* [Task to carry out]
Which of the lines below contain the string "Nous"? Copy each one.

* [Dataset records]
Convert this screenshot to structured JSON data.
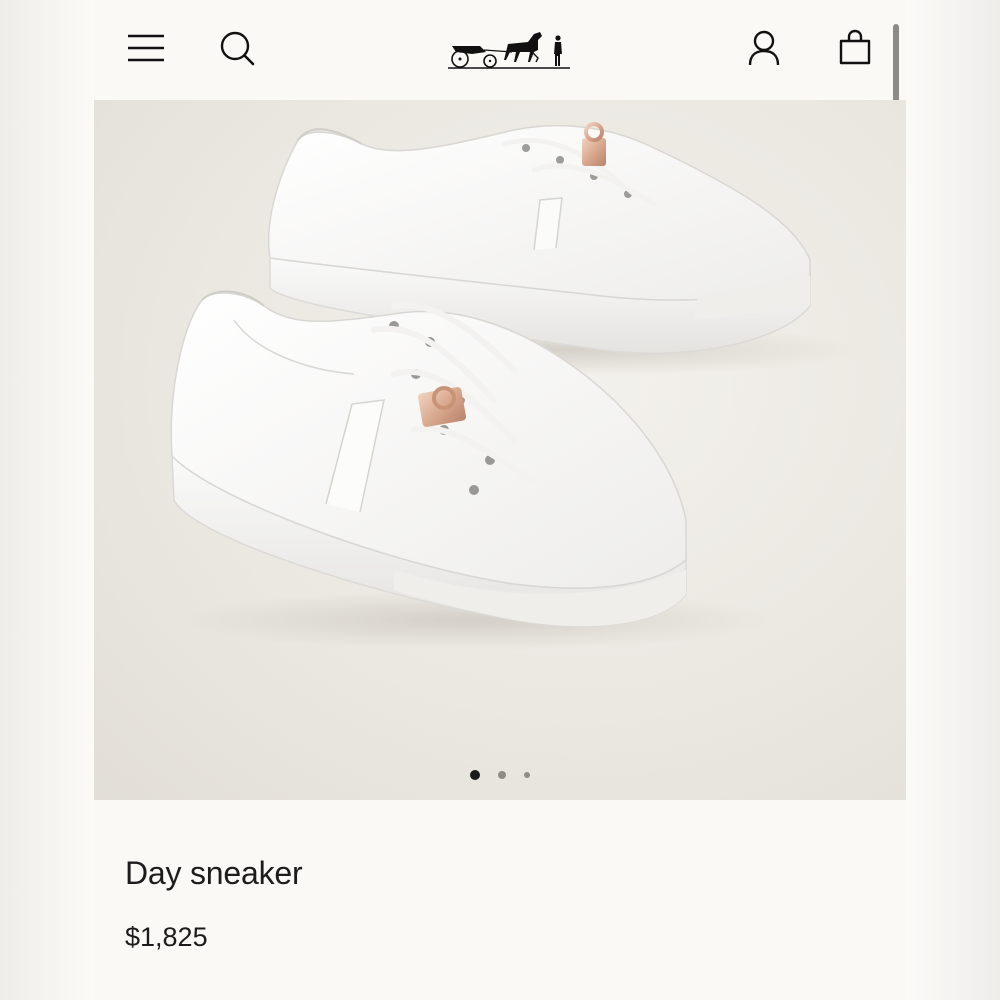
{
  "header": {
    "icons": [
      "menu-icon",
      "search-icon",
      "account-icon",
      "shopping-bag-icon"
    ]
  },
  "gallery": {
    "slide_count": 3,
    "active_slide": 1,
    "colors": {
      "background": "#ebe8e2",
      "shoe": "#ffffff",
      "hardware": "#d9a98f"
    }
  },
  "product": {
    "name": "Day sneaker",
    "price": "$1,825"
  }
}
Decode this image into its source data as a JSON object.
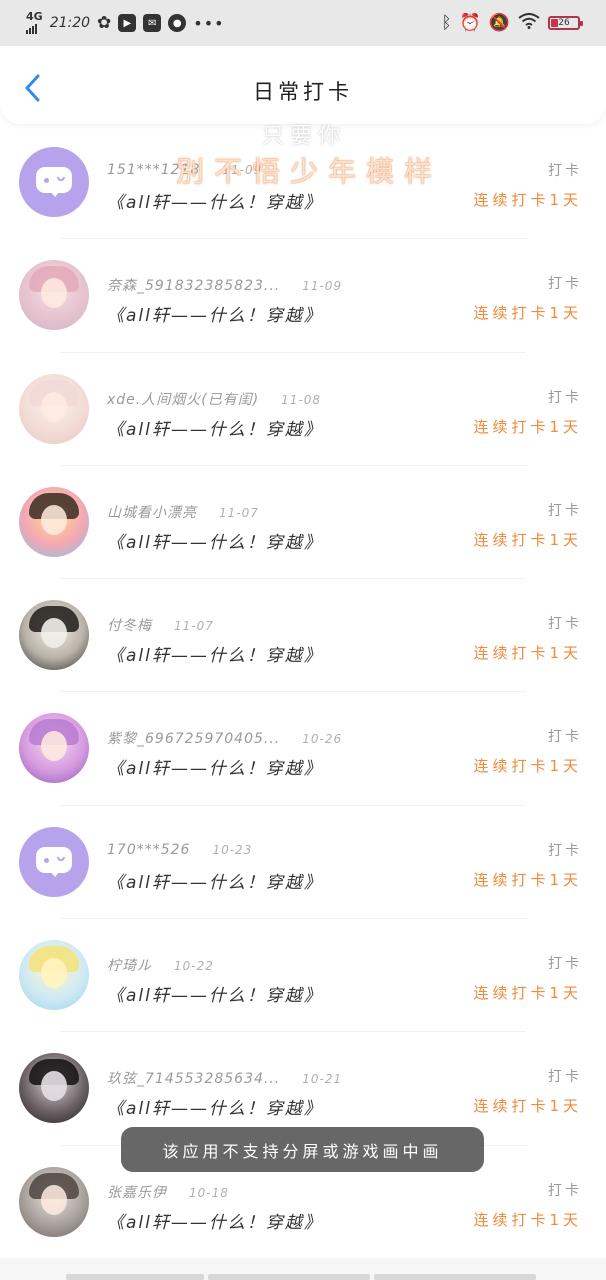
{
  "status_bar": {
    "network": "4G",
    "time": "21:20",
    "battery": "26"
  },
  "header": {
    "title": "日常打卡"
  },
  "watermark": {
    "line1": "只要你",
    "line2": "別不悟少年模样"
  },
  "entries": [
    {
      "user": "151***1218",
      "date": "11-09",
      "content": "《all轩——什么！穿越》",
      "action": "打卡",
      "streak": "连续打卡1天",
      "avatar": "default"
    },
    {
      "user": "奈森_591832385823...",
      "date": "11-09",
      "content": "《all轩——什么！穿越》",
      "action": "打卡",
      "streak": "连续打卡1天",
      "avatar": "photo"
    },
    {
      "user": "xde.人间烟火(已有闺)",
      "date": "11-08",
      "content": "《all轩——什么！穿越》",
      "action": "打卡",
      "streak": "连续打卡1天",
      "avatar": "photo"
    },
    {
      "user": "山城看小漂亮",
      "date": "11-07",
      "content": "《all轩——什么！穿越》",
      "action": "打卡",
      "streak": "连续打卡1天",
      "avatar": "photo"
    },
    {
      "user": "付冬梅",
      "date": "11-07",
      "content": "《all轩——什么！穿越》",
      "action": "打卡",
      "streak": "连续打卡1天",
      "avatar": "photo"
    },
    {
      "user": "紫黎_696725970405...",
      "date": "10-26",
      "content": "《all轩——什么！穿越》",
      "action": "打卡",
      "streak": "连续打卡1天",
      "avatar": "photo"
    },
    {
      "user": "170***526",
      "date": "10-23",
      "content": "《all轩——什么！穿越》",
      "action": "打卡",
      "streak": "连续打卡1天",
      "avatar": "default"
    },
    {
      "user": "柠琦ル",
      "date": "10-22",
      "content": "《all轩——什么！穿越》",
      "action": "打卡",
      "streak": "连续打卡1天",
      "avatar": "photo"
    },
    {
      "user": "玖弦_714553285634...",
      "date": "10-21",
      "content": "《all轩——什么！穿越》",
      "action": "打卡",
      "streak": "连续打卡1天",
      "avatar": "photo"
    },
    {
      "user": "张嘉乐伊",
      "date": "10-18",
      "content": "《all轩——什么！穿越》",
      "action": "打卡",
      "streak": "连续打卡1天",
      "avatar": "photo"
    }
  ],
  "toast": "该应用不支持分屏或游戏画中画",
  "colors": {
    "accent_orange": "#f08a3c",
    "back_arrow": "#2f8cf0",
    "default_avatar": "#b7a2ec"
  }
}
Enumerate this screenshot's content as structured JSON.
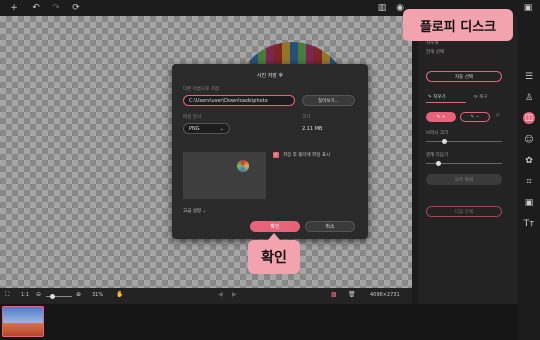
{
  "toolbar": {
    "add_icon": "+",
    "undo_icon": "↶",
    "redo_icon": "↷",
    "refresh_icon": "⟳",
    "compare_icon": "▥",
    "eye_icon": "◉",
    "save_icon": "▣"
  },
  "dialog": {
    "title": "사진 저장 후",
    "path_label": "다른 이름으로 저장",
    "path_value": "C:\\Users\\user\\Downloads\\photo",
    "browse_label": "찾아보기...",
    "format_label": "파일 형식",
    "format_value": "PNG",
    "size_label": "크기",
    "size_value": "2.11 MB",
    "open_folder_label": "저장 후 폴더에 파일 표시",
    "advanced_label": "고급 설정",
    "ok_label": "확인",
    "cancel_label": "취소"
  },
  "callouts": {
    "save": "플로피 디스크",
    "ok": "확인"
  },
  "right_panel": {
    "top_line1": "지우개",
    "top_line2": "한개 선택",
    "auto_select": "자동 선택",
    "tab_erase": "지우기",
    "tab_restore": "복구",
    "brush_size": "브러시 크기",
    "edge_smoothing": "경계 다듬기",
    "disabled_btn": "모두 복원",
    "next_btn": "다음 단계"
  },
  "bottom": {
    "fit": "1:1",
    "zoom": "31%",
    "dimensions": "4096×2731"
  }
}
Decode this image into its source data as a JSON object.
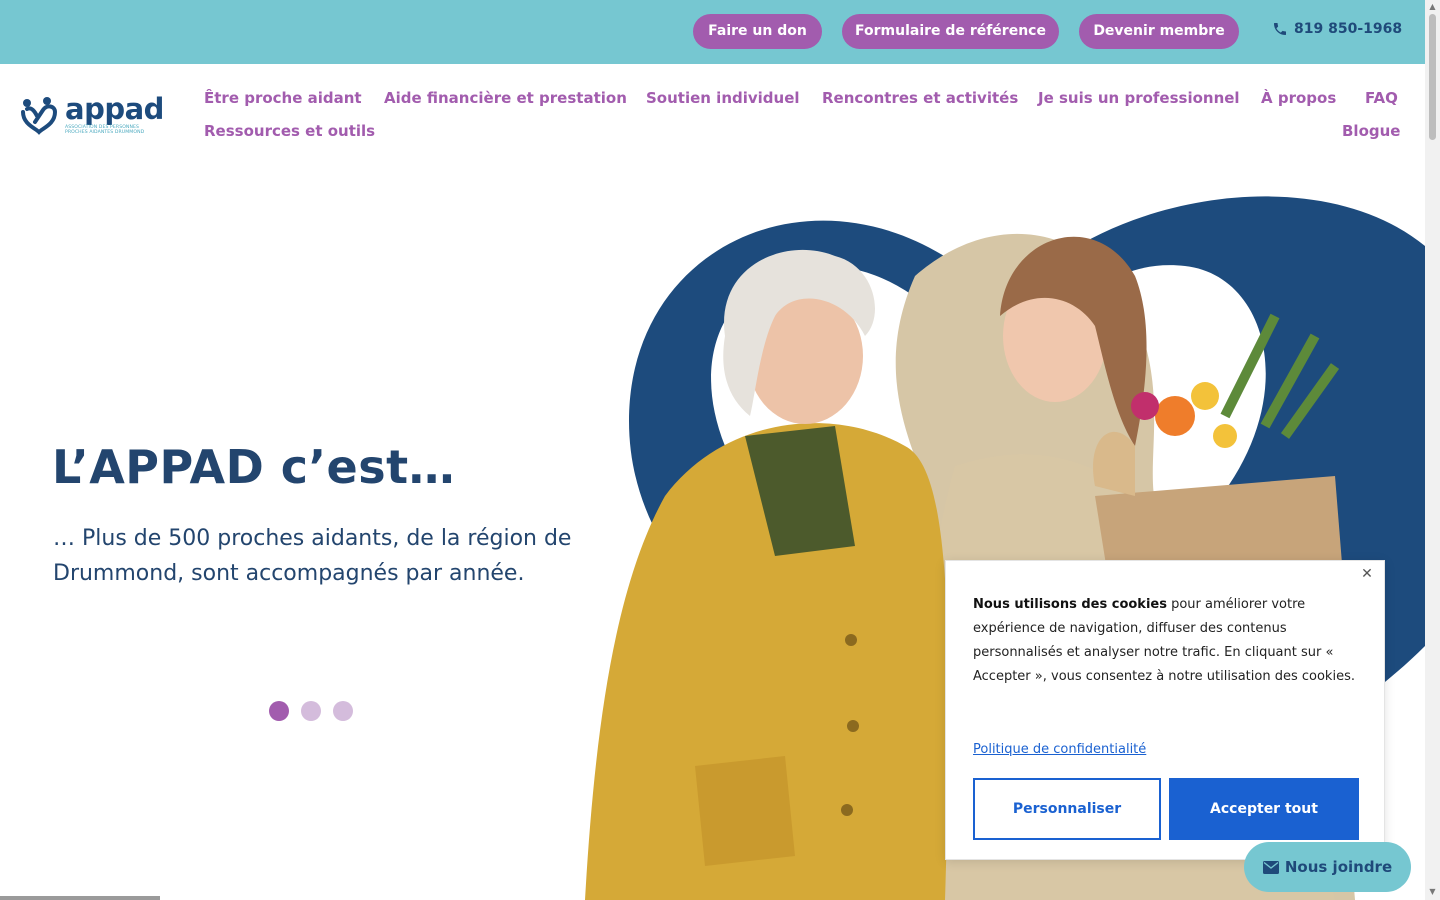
{
  "topbar": {
    "buttons": [
      {
        "label": "Faire un don"
      },
      {
        "label": "Formulaire de référence"
      },
      {
        "label": "Devenir membre"
      }
    ],
    "phone": "819 850-1968"
  },
  "logo": {
    "word": "appad",
    "subtitle": "ASSOCIATION DES PERSONNES PROCHES AIDANTES DRUMMOND"
  },
  "nav": {
    "items": [
      {
        "label": "Être proche aidant"
      },
      {
        "label": "Aide financière et prestation"
      },
      {
        "label": "Soutien individuel"
      },
      {
        "label": "Rencontres et activités"
      },
      {
        "label": "Je suis un professionnel"
      },
      {
        "label": "À propos"
      },
      {
        "label": "FAQ"
      },
      {
        "label": "Ressources et outils"
      },
      {
        "label": "Blogue"
      }
    ]
  },
  "hero": {
    "title": "L’APPAD c’est…",
    "text": "… Plus de 500 proches aidants, de la région de Drummond, sont accompagnés par année.",
    "slides": 3,
    "active_slide": 1
  },
  "cookie": {
    "bold": "Nous utilisons des cookies",
    "text": " pour améliorer votre expérience de navigation, diffuser des contenus personnalisés et analyser notre trafic. En cliquant sur « Accepter », vous consentez à notre utilisation des cookies.",
    "policy_link": "Politique de confidentialité",
    "customize": "Personnaliser",
    "accept": "Accepter tout",
    "close_icon": "close-icon"
  },
  "contact": {
    "label": "Nous joindre",
    "icon": "envelope-icon"
  },
  "colors": {
    "topbar": "#76c7d1",
    "accent_purple": "#a25cae",
    "navy": "#23456e",
    "cookie_blue": "#1a61d1"
  }
}
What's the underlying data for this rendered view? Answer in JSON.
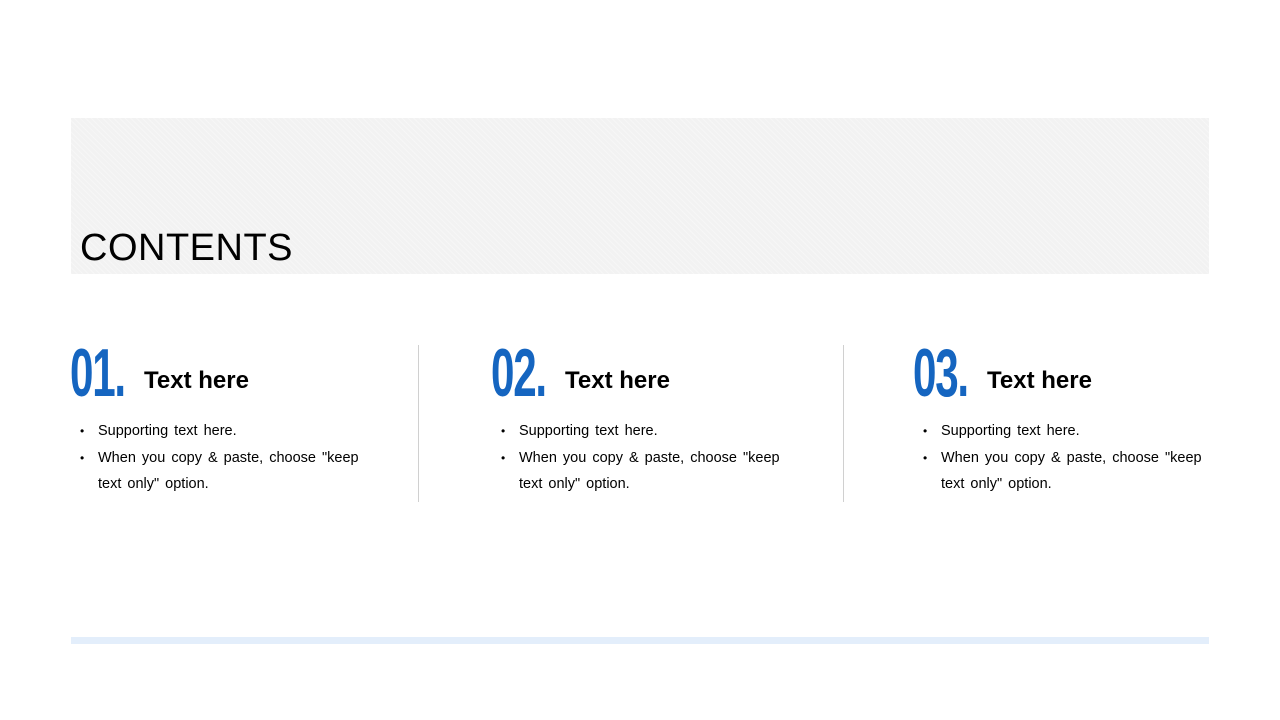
{
  "title": "CONTENTS",
  "sections": [
    {
      "number": "01.",
      "heading": "Text here",
      "bullets": [
        "Supporting text here.",
        "When you copy & paste, choose \"keep text only\" option."
      ]
    },
    {
      "number": "02.",
      "heading": "Text here",
      "bullets": [
        "Supporting text here.",
        "When you copy & paste, choose \"keep text only\" option."
      ]
    },
    {
      "number": "03.",
      "heading": "Text here",
      "bullets": [
        "Supporting text here.",
        "When you copy & paste, choose \"keep text only\" option."
      ]
    }
  ],
  "colors": {
    "accent": "#1565c0",
    "header_band": "#f2f2f2",
    "footer_line": "#e3eefb",
    "divider": "#d0d0d0"
  }
}
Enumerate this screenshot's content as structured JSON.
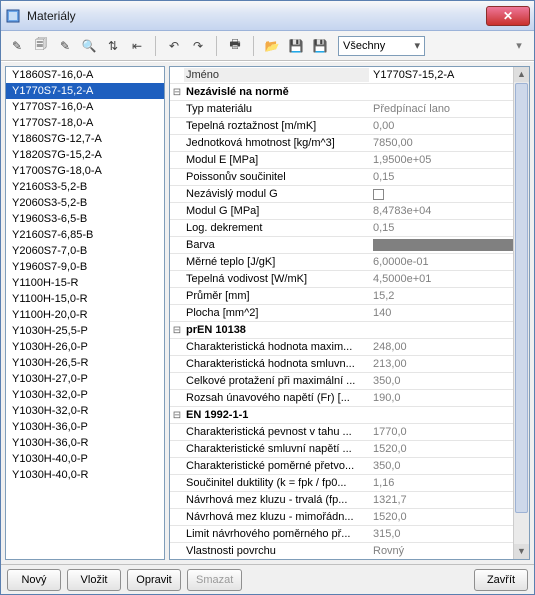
{
  "window": {
    "title": "Materiály"
  },
  "toolbar": {
    "filter_label": "Všechny"
  },
  "list": {
    "items": [
      "Y1860S7-16,0-A",
      "Y1770S7-15,2-A",
      "Y1770S7-16,0-A",
      "Y1770S7-18,0-A",
      "Y1860S7G-12,7-A",
      "Y1820S7G-15,2-A",
      "Y1700S7G-18,0-A",
      "Y2160S3-5,2-B",
      "Y2060S3-5,2-B",
      "Y1960S3-6,5-B",
      "Y2160S7-6,85-B",
      "Y2060S7-7,0-B",
      "Y1960S7-9,0-B",
      "Y1100H-15-R",
      "Y1100H-15,0-R",
      "Y1100H-20,0-R",
      "Y1030H-25,5-P",
      "Y1030H-26,0-P",
      "Y1030H-26,5-R",
      "Y1030H-27,0-P",
      "Y1030H-32,0-P",
      "Y1030H-32,0-R",
      "Y1030H-36,0-P",
      "Y1030H-36,0-R",
      "Y1030H-40,0-P",
      "Y1030H-40,0-R"
    ],
    "selected_index": 1
  },
  "props": {
    "header_name": "Jméno",
    "header_val": "Y1770S7-15,2-A",
    "rows": [
      {
        "type": "group",
        "exp": "⊟",
        "name": "Nezávislé na normě",
        "val": ""
      },
      {
        "type": "prop",
        "exp": "",
        "name": "Typ materiálu",
        "val": "Předpínací lano"
      },
      {
        "type": "prop",
        "exp": "",
        "name": "Tepelná roztažnost [m/mK]",
        "val": "0,00"
      },
      {
        "type": "prop",
        "exp": "",
        "name": "Jednotková hmotnost [kg/m^3]",
        "val": "7850,00"
      },
      {
        "type": "prop",
        "exp": "",
        "name": "Modul E [MPa]",
        "val": "1,9500e+05"
      },
      {
        "type": "prop",
        "exp": "",
        "name": "Poissonův součinitel",
        "val": "0,15"
      },
      {
        "type": "check",
        "exp": "",
        "name": "Nezávislý modul G",
        "val": "false"
      },
      {
        "type": "prop",
        "exp": "",
        "name": "Modul G [MPa]",
        "val": "8,4783e+04"
      },
      {
        "type": "prop",
        "exp": "",
        "name": "Log. dekrement",
        "val": "0,15"
      },
      {
        "type": "color",
        "exp": "",
        "name": "Barva",
        "val": "#808080"
      },
      {
        "type": "prop",
        "exp": "",
        "name": "Měrné teplo [J/gK]",
        "val": "6,0000e-01"
      },
      {
        "type": "prop",
        "exp": "",
        "name": "Tepelná vodivost [W/mK]",
        "val": "4,5000e+01"
      },
      {
        "type": "prop",
        "exp": "",
        "name": "Průměr [mm]",
        "val": "15,2"
      },
      {
        "type": "prop",
        "exp": "",
        "name": "Plocha [mm^2]",
        "val": "140"
      },
      {
        "type": "group",
        "exp": "⊟",
        "name": "prEN 10138",
        "val": ""
      },
      {
        "type": "prop",
        "exp": "",
        "name": "Charakteristická hodnota maxim...",
        "val": "248,00"
      },
      {
        "type": "prop",
        "exp": "",
        "name": "Charakteristická hodnota smluvn...",
        "val": "213,00"
      },
      {
        "type": "prop",
        "exp": "",
        "name": "Celkové protažení při maximální ...",
        "val": "350,0"
      },
      {
        "type": "prop",
        "exp": "",
        "name": "Rozsah únavového napětí (Fr) [...",
        "val": "190,0"
      },
      {
        "type": "group",
        "exp": "⊟",
        "name": "EN 1992-1-1",
        "val": ""
      },
      {
        "type": "prop",
        "exp": "",
        "name": "Charakteristická pevnost v tahu ...",
        "val": "1770,0"
      },
      {
        "type": "prop",
        "exp": "",
        "name": "Charakteristické smluvní napětí ...",
        "val": "1520,0"
      },
      {
        "type": "prop",
        "exp": "",
        "name": "Charakteristické poměrné přetvo...",
        "val": "350,0"
      },
      {
        "type": "prop",
        "exp": "",
        "name": "Součinitel duktility (k = fpk / fp0...",
        "val": "1,16"
      },
      {
        "type": "prop",
        "exp": "",
        "name": "Návrhová mez kluzu - trvalá (fp...",
        "val": "1321,7"
      },
      {
        "type": "prop",
        "exp": "",
        "name": "Návrhová mez kluzu - mimořádn...",
        "val": "1520,0"
      },
      {
        "type": "prop",
        "exp": "",
        "name": "Limit návrhového poměrného př...",
        "val": "315,0"
      },
      {
        "type": "prop",
        "exp": "",
        "name": "Vlastnosti povrchu",
        "val": "Rovný"
      }
    ]
  },
  "buttons": {
    "new": "Nový",
    "insert": "Vložit",
    "edit": "Opravit",
    "delete": "Smazat",
    "close": "Zavřít"
  }
}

* [Result]
    "bold": "Nous utilisons des cookies",
    "label": "Nous joindre",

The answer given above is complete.